Chavez Calls Colombia's Cross-Border Rebel Raid a 'War Crime,' Seeks International Condemnation

Venezuela and Ecuador warned that a regional diplomatic crisis wouldn't cool down without clear international condemnation of Colombia's government for a deadly cross-border strike leftist rebels hiding inside Ecuador.

On Wednesday, Venezuelan President Hugo Chavez called the Colombian raid that killed two dozen rebels a "war crime."

In a bid to defuse a dispute that has seen Venezuela and Ecuador move troops to their borders, the Organization of American States on Wednesday approved a watered-down resolution calling the raid on the Revolutionary Armed Forces of Colombia camp a violation of Ecuador's sovereignty.

But Ecuadorean President Rafael Correa said that while welcome, the resolution was not enough and his government still wants explicit condemnation.

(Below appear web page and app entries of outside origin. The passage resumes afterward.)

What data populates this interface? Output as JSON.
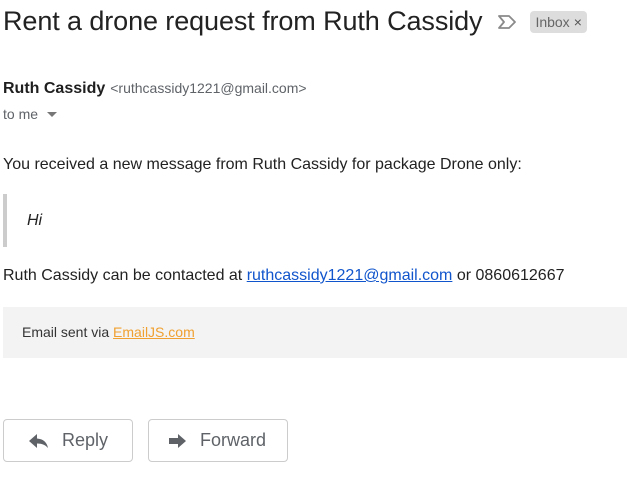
{
  "email": {
    "subject": "Rent a drone request from Ruth Cassidy",
    "label_chip": "Inbox",
    "label_chip_close": "×",
    "sender_name": "Ruth Cassidy",
    "sender_email": "<ruthcassidy1221@gmail.com>",
    "recipient": "to me",
    "intro": "You received a new message from Ruth Cassidy for package Drone only:",
    "quoted_message": "Hi",
    "contact_prefix": "Ruth Cassidy can be contacted at ",
    "contact_email": "ruthcassidy1221@gmail.com",
    "contact_middle": " or ",
    "contact_phone": "0860612667",
    "footer_prefix": "Email sent via ",
    "footer_link": "EmailJS.com"
  },
  "actions": {
    "reply_label": "Reply",
    "forward_label": "Forward"
  },
  "icons": {
    "label_arrow": "label-arrow-icon",
    "caret": "caret-down-icon",
    "reply": "reply-arrow-icon",
    "forward": "forward-arrow-icon"
  },
  "colors": {
    "link": "#1155cc",
    "footer_link": "#f0a030",
    "footer_bg": "#f3f3f3",
    "chip_bg": "#dddddd"
  }
}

"The OAS resolution pleases us. We are pleased, but not satisfied," Correa said, standing beside Venezuelan President Hugo Chavez late Wednesday in Caracas. "This isn't going to cool down until the aggressor is condemned."

Chavez, a leftist ally of Ecuador's president, called Saturday's attack by Colombia's U.S.-allied government a "war crime" and vowed to limit trade and investment with Colombia.

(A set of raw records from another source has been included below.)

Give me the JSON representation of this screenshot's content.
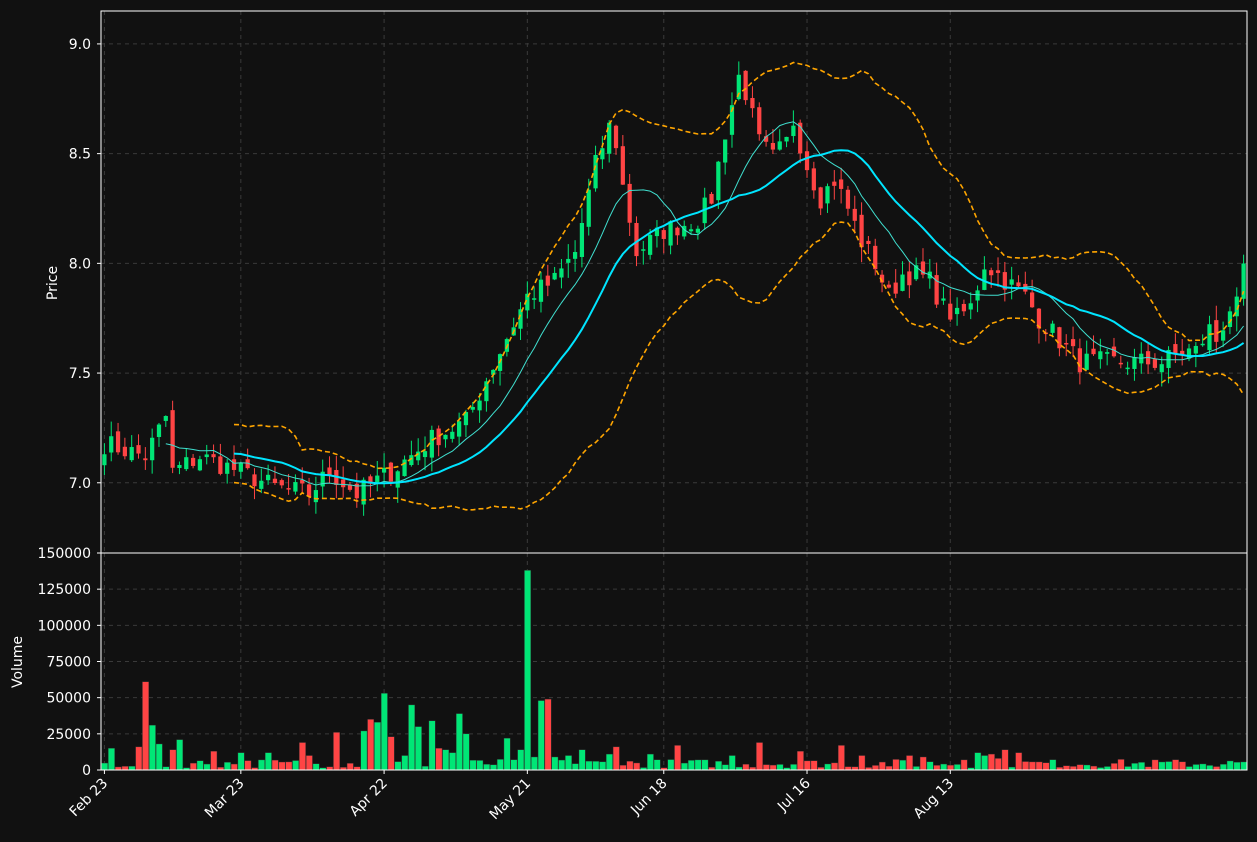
{
  "chart_data": {
    "type": "candlestick",
    "x_tick_labels": [
      "Feb 23",
      "Mar 23",
      "Apr 22",
      "May 21",
      "Jun 18",
      "Jul 16",
      "Aug 13"
    ],
    "price_panel": {
      "ylabel": "Price",
      "ylim": [
        6.68,
        9.15
      ],
      "yticks": [
        7.0,
        7.5,
        8.0,
        8.5,
        9.0
      ],
      "grid": true
    },
    "volume_panel": {
      "ylabel": "Volume",
      "ylim": [
        0,
        150000
      ],
      "yticks": [
        0,
        25000,
        50000,
        75000,
        100000,
        125000,
        150000
      ],
      "grid": true
    },
    "colors": {
      "background": "#111111",
      "up": "#00e676",
      "down": "#ff4444",
      "ma_fast": "#40e0d0",
      "ma_slow": "#00e5ff",
      "bollinger": "#ffa500",
      "grid": "#3a3a3a"
    },
    "close_anchors": [
      [
        0,
        7.18
      ],
      [
        6,
        7.12
      ],
      [
        9,
        7.3
      ],
      [
        10,
        7.05
      ],
      [
        14,
        7.12
      ],
      [
        20,
        7.05
      ],
      [
        25,
        6.98
      ],
      [
        30,
        6.95
      ],
      [
        33,
        7.05
      ],
      [
        37,
        6.95
      ],
      [
        42,
        7.05
      ],
      [
        48,
        7.2
      ],
      [
        53,
        7.28
      ],
      [
        58,
        7.6
      ],
      [
        62,
        7.85
      ],
      [
        66,
        7.92
      ],
      [
        69,
        8.05
      ],
      [
        72,
        8.45
      ],
      [
        74,
        8.62
      ],
      [
        75,
        8.55
      ],
      [
        76,
        8.35
      ],
      [
        78,
        8.05
      ],
      [
        82,
        8.15
      ],
      [
        87,
        8.2
      ],
      [
        89,
        8.3
      ],
      [
        91,
        8.6
      ],
      [
        93,
        8.85
      ],
      [
        94,
        8.78
      ],
      [
        96,
        8.55
      ],
      [
        98,
        8.48
      ],
      [
        100,
        8.55
      ],
      [
        101,
        8.65
      ],
      [
        103,
        8.45
      ],
      [
        105,
        8.3
      ],
      [
        107,
        8.38
      ],
      [
        109,
        8.25
      ],
      [
        111,
        8.1
      ],
      [
        113,
        8.0
      ],
      [
        115,
        7.85
      ],
      [
        117,
        7.95
      ],
      [
        119,
        7.95
      ],
      [
        121,
        7.92
      ],
      [
        123,
        7.8
      ],
      [
        125,
        7.75
      ],
      [
        127,
        7.8
      ],
      [
        129,
        8.0
      ],
      [
        131,
        7.95
      ],
      [
        133,
        7.9
      ],
      [
        135,
        7.85
      ],
      [
        137,
        7.75
      ],
      [
        140,
        7.65
      ],
      [
        143,
        7.55
      ],
      [
        146,
        7.55
      ],
      [
        149,
        7.55
      ],
      [
        152,
        7.55
      ],
      [
        155,
        7.55
      ],
      [
        158,
        7.6
      ],
      [
        160,
        7.6
      ],
      [
        162,
        7.7
      ],
      [
        163,
        7.65
      ],
      [
        165,
        7.8
      ],
      [
        166,
        7.8
      ],
      [
        167,
        7.95
      ]
    ],
    "volume_spikes": [
      [
        1,
        15000
      ],
      [
        5,
        16000
      ],
      [
        6,
        61000
      ],
      [
        7,
        31000
      ],
      [
        8,
        18000
      ],
      [
        10,
        14000
      ],
      [
        11,
        21000
      ],
      [
        16,
        13000
      ],
      [
        20,
        12000
      ],
      [
        24,
        12000
      ],
      [
        29,
        19000
      ],
      [
        30,
        10000
      ],
      [
        34,
        26000
      ],
      [
        38,
        27000
      ],
      [
        39,
        35000
      ],
      [
        40,
        33000
      ],
      [
        41,
        53000
      ],
      [
        42,
        23000
      ],
      [
        44,
        10000
      ],
      [
        45,
        45000
      ],
      [
        46,
        30000
      ],
      [
        48,
        34000
      ],
      [
        49,
        15000
      ],
      [
        50,
        14000
      ],
      [
        51,
        12000
      ],
      [
        52,
        39000
      ],
      [
        53,
        25000
      ],
      [
        59,
        22000
      ],
      [
        61,
        14000
      ],
      [
        62,
        138000
      ],
      [
        63,
        9000
      ],
      [
        64,
        48000
      ],
      [
        65,
        49000
      ],
      [
        66,
        9000
      ],
      [
        68,
        10000
      ],
      [
        70,
        14000
      ],
      [
        74,
        11000
      ],
      [
        75,
        16000
      ],
      [
        80,
        11000
      ],
      [
        84,
        17000
      ],
      [
        92,
        10000
      ],
      [
        96,
        19000
      ],
      [
        102,
        13000
      ],
      [
        108,
        17000
      ],
      [
        111,
        10000
      ],
      [
        118,
        10000
      ],
      [
        120,
        9000
      ],
      [
        126,
        7000
      ],
      [
        128,
        12000
      ],
      [
        129,
        10000
      ],
      [
        130,
        11000
      ],
      [
        131,
        8000
      ],
      [
        132,
        14000
      ],
      [
        134,
        12000
      ]
    ],
    "notes": "OHLC candles with 10- and 20-period moving averages and Bollinger bands; volume bars colored by candle direction."
  },
  "labels": {
    "price_axis": "Price",
    "volume_axis": "Volume"
  }
}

"We demand condemnation of the Colombian government for this aberrant act," Chavez said.

Colombia has accused both Chavez and Correa of having deepening ties with the leftist rebels, citing documents found on a laptop seized at the bombed rebel camp.

President Alvaro Uribe said he would not mobilize troops or allow his nation to be drawn into war with his neighbors.

Meanwhile, most of the 9,000 soldiers mobilized by Chavez had reached the Colombian border area Wednesday. Ecuador said it sent 3,200 soldiers to its border with Colombia on Monday.

Chavez blamed the crisis on the U.S. "empire and its lackeys" — Colombia's conservative government — saying they pose a constant threat of war in the region.

Colombia's commando raid into Ecuadorean territory Saturday killed rebel leader Raul Reyes and 22 other guerrilla fighters, who had crossed the border to hide from the Colombian military.

On Wednesday, the Washington-based OAS declared the attack a violation of Ecuador's sovereignty and called for OAS Secretary-General Jose Miguel Insulza to lead a delegation to both countries to ease tensions. But the resolution stopped short of explicitly condemning the assault. The United States was the only OAS nation offering Colombia unqualified support.

Uribe's decision to attack the rebel camp reflected his frustration over the ability of guerrillas to find refuge across poorly patrolled jungle borders.

In Washington, a top U.S. diplomat said American experts would soon examine the hard drive of Reyes' laptop, seized during the raid. "This is the first time that we've stumbled across something coming from the FARC drawing such a straight line" between the rebels and Chavez, Assistant Secretary of State Thomas A. Shannon said.

Chavez dismissed Colombian accusations that the laptop's documents show he gave $300 million to the FARC and conspired with the rebels to embarrass Colombia's government.

Other documents released by Colombia suggest Reyes was secretly negotiating with representatives of France and other European nations to win freedom for hostages including French-Colombian politician Ingrid Betancourt and three American defense contractors.

French President Nicolas Sarkozy appealed directly to the rebels in an interview broadcast Wednesday night on Colombia's RCN television. He said Betancourt's release could persuade countries to no longer consider the FARC a terror group.

"If they let Ingrid Betancourt die, of course, there will be no discussion about that," he said in comments dubbed over in Spanish. "If they free Ingrid Betancourt, maybe some place in the world will see them a little differently."

In the Venezuelan town of San Antonio on Wednesday, soldiers marched through sugarcane fields with assault rifles, watching children dressed in school uniforms splash their way across the river that separates Venezuela from Colombia.

Despite a statement by Venezuelan Agriculture Minister Elias Jaua that imports and exports worth more than $5 billion a year were being shut down, the military said it had no orders to close the border.

But Chavez said Wednesday night that trade between the two nations is "coming down."

"We aren't interested in Colombian investments here," Chavez said. Colombia traditionally supplies food to Venezuela, but Chavez said that now, "we can't depend on them, not even for a grain of rice."